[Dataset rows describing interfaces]

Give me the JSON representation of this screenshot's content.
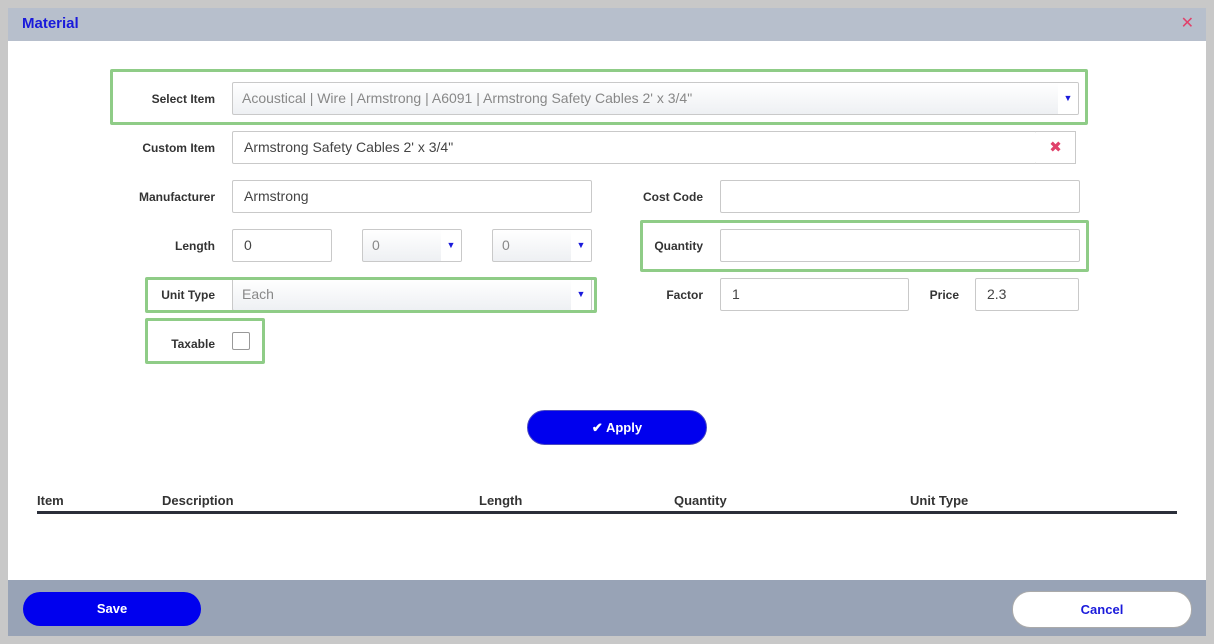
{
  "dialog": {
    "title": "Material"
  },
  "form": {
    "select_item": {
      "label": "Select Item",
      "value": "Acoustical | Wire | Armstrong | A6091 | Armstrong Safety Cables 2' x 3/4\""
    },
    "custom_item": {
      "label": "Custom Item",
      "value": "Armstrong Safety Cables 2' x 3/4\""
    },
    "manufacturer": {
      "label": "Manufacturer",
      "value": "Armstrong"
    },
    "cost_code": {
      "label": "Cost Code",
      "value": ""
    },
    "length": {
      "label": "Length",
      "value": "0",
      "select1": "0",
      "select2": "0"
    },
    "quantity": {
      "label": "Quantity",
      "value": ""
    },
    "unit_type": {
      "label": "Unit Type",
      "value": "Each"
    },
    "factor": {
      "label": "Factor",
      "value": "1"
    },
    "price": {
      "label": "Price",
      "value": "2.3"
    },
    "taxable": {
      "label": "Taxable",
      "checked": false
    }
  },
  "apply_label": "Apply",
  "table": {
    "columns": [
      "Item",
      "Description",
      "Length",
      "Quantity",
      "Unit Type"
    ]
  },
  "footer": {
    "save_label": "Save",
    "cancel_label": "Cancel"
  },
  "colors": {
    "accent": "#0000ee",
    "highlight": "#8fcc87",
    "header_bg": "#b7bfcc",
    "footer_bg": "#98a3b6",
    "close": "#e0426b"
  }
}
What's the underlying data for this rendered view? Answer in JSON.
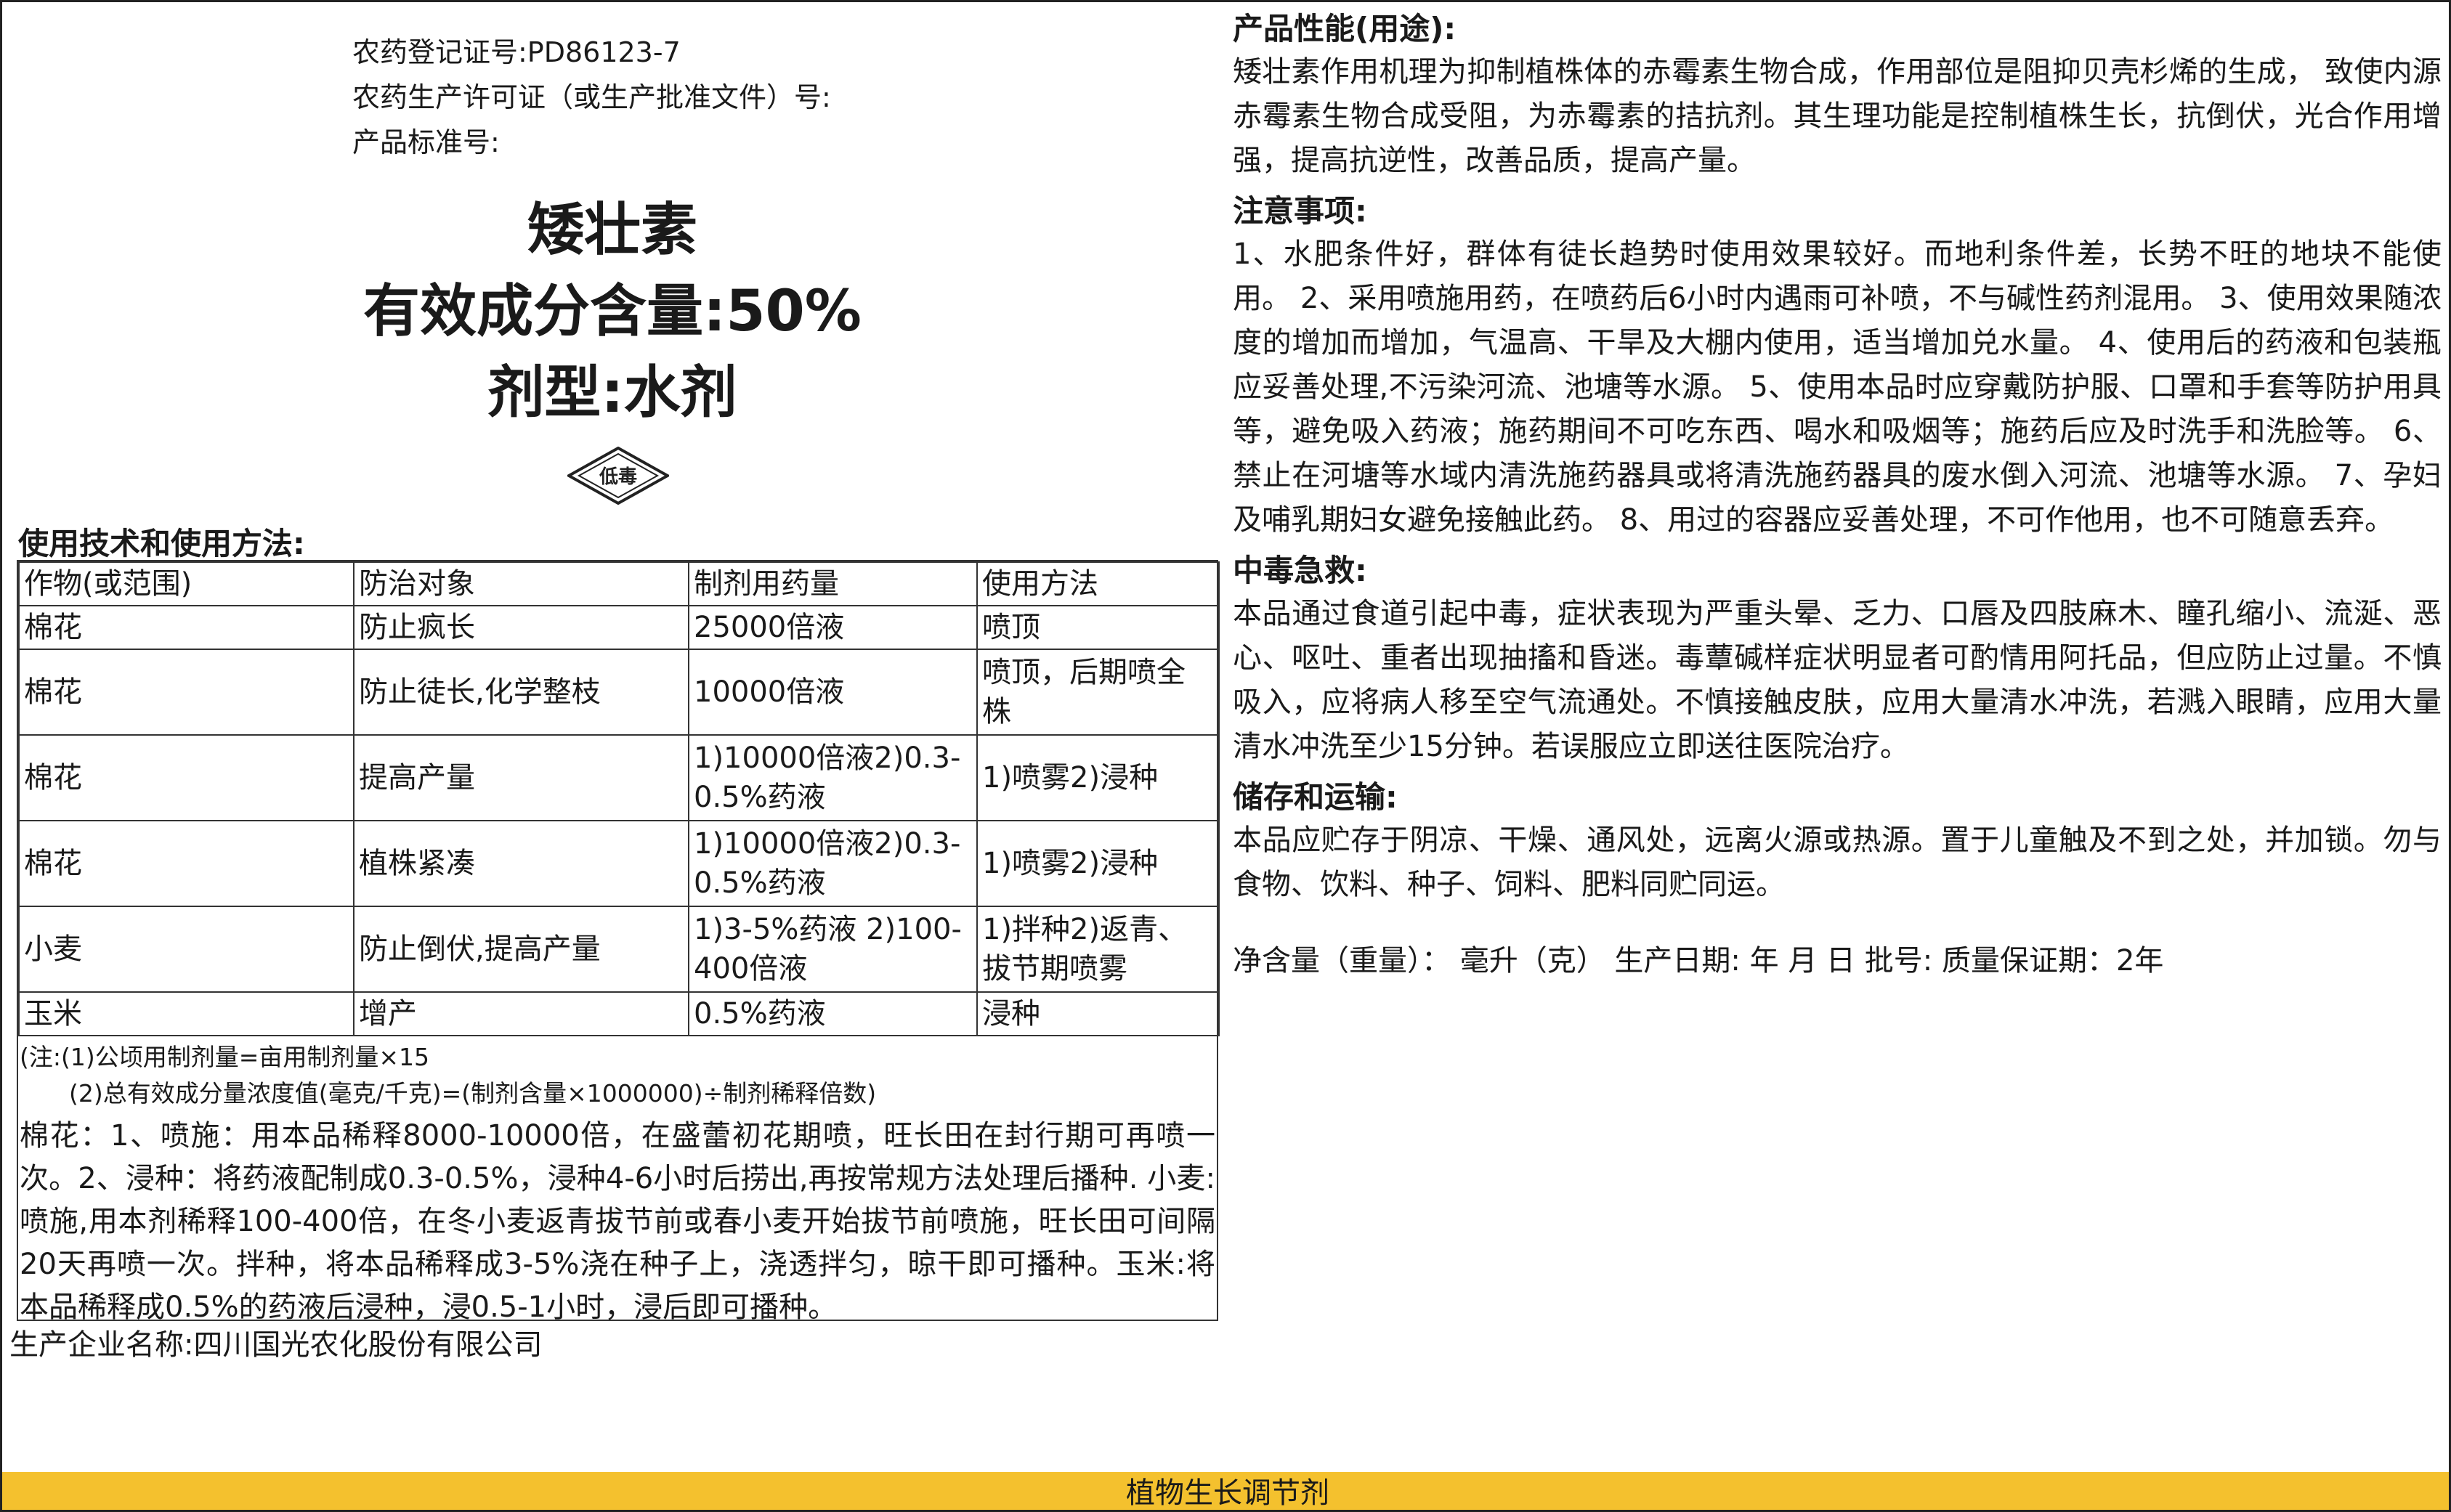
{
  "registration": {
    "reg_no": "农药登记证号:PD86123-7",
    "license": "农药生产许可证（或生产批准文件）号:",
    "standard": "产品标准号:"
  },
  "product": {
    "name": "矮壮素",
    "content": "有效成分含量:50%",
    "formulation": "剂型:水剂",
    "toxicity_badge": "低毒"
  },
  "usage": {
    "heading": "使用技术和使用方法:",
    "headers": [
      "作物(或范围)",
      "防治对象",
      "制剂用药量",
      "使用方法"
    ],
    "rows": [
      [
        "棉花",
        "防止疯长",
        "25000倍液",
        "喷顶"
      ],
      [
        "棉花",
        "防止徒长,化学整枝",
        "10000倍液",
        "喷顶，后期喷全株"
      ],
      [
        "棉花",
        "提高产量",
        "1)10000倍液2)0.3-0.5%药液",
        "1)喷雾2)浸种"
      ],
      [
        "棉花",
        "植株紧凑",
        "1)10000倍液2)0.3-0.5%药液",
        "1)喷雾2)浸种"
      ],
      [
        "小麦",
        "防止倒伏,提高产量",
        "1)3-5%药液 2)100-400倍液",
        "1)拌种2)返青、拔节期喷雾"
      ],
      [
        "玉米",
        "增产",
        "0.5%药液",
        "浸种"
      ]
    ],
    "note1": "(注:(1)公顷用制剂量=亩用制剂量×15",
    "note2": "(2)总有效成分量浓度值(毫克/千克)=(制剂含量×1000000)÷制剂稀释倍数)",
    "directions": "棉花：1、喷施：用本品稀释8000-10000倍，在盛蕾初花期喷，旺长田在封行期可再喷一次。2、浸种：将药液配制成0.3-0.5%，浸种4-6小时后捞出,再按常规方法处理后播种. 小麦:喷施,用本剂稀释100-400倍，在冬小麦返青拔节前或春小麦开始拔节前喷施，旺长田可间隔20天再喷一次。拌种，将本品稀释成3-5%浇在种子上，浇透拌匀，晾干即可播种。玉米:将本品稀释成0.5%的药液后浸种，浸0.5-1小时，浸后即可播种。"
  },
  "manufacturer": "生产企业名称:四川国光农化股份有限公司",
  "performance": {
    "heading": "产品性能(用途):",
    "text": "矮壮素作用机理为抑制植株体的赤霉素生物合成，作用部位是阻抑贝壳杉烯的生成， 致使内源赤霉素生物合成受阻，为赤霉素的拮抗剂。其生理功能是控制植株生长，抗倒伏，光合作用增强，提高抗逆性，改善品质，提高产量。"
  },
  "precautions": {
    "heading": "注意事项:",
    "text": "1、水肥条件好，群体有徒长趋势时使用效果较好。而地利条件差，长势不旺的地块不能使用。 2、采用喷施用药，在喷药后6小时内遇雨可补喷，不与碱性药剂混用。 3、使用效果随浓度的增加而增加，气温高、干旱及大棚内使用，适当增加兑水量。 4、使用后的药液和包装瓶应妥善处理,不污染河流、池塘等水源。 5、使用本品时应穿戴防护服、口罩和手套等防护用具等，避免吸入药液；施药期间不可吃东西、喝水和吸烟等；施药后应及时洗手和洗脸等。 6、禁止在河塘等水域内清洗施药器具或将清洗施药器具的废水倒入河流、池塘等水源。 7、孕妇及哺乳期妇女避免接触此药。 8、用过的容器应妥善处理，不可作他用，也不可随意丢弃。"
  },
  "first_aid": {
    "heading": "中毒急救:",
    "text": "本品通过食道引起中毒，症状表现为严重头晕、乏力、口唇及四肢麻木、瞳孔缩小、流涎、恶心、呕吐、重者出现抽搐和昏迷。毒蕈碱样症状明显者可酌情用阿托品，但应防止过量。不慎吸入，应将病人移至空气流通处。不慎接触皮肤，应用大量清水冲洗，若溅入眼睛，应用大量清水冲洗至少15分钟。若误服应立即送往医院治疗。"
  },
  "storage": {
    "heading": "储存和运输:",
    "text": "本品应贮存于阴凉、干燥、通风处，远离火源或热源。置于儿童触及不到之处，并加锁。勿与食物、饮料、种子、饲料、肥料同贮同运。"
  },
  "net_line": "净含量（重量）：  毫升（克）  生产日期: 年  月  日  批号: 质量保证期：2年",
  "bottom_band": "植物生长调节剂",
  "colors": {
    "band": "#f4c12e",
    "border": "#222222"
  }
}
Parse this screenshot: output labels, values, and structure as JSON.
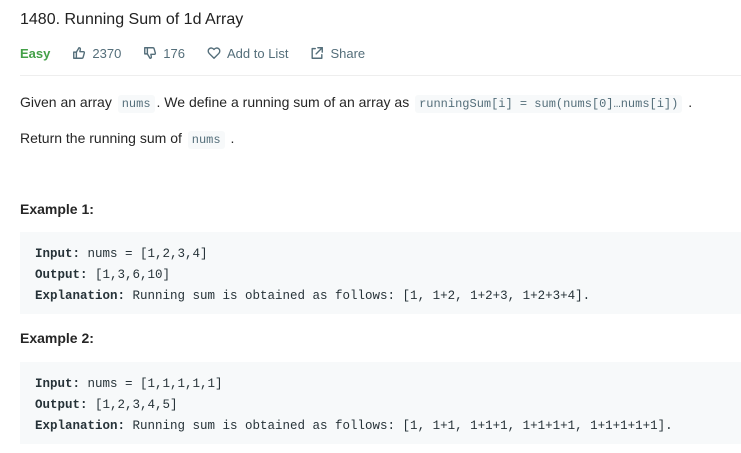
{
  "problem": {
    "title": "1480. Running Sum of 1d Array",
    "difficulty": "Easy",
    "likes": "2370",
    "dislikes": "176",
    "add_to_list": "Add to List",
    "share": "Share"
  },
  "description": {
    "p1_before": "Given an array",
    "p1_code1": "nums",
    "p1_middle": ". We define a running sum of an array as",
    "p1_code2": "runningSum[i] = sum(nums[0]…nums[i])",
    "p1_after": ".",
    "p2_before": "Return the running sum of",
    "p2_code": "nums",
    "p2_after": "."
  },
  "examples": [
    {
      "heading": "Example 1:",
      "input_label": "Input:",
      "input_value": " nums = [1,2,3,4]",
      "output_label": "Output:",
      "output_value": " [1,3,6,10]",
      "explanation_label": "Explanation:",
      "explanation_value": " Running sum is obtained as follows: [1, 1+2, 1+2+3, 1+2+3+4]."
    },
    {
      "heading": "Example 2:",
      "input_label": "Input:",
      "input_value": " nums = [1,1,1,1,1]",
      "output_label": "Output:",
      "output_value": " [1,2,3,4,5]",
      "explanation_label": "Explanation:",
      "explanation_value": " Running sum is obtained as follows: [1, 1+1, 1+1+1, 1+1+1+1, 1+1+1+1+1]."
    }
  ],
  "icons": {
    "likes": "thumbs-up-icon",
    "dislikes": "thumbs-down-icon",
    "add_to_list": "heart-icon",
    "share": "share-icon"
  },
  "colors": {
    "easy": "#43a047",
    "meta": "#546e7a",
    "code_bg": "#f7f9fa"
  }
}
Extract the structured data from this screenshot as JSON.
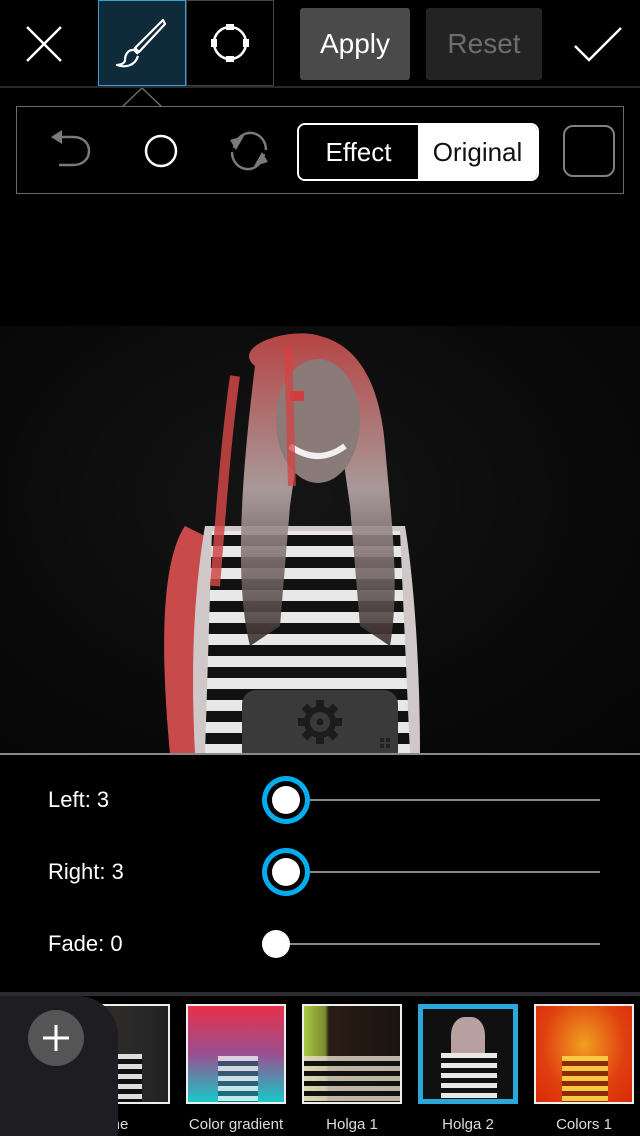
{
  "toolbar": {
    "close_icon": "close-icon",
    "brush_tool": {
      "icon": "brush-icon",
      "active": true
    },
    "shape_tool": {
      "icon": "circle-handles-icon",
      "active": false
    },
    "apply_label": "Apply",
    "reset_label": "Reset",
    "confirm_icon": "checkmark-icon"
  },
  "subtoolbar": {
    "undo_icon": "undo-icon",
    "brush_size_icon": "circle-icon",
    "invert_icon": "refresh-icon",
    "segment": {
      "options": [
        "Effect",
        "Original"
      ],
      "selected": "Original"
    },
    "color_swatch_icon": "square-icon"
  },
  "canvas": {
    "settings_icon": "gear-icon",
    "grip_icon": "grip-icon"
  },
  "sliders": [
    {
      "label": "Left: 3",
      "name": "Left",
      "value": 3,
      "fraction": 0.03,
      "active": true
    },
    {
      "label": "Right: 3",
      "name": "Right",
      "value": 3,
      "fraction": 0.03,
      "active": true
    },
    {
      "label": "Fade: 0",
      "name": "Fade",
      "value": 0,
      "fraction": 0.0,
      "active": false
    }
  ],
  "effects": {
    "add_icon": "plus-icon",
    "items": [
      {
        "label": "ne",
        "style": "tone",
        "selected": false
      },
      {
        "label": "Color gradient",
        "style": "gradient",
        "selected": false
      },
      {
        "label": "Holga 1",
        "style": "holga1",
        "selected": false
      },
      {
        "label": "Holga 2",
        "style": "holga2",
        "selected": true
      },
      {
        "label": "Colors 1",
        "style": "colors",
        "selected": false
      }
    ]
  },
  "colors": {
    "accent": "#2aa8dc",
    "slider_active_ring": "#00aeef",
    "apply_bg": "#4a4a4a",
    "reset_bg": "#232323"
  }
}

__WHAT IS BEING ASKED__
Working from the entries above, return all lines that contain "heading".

__SOLVED EXERCISE__
    "heading": "使用技术和使用方法:",
    "heading": "产品性能(用途):",
    "heading": "注意事项:",
    "heading": "中毒急救:",
    "heading": "储存和运输:",
      "heading": "Example 1:",
      "heading": "Example 2:",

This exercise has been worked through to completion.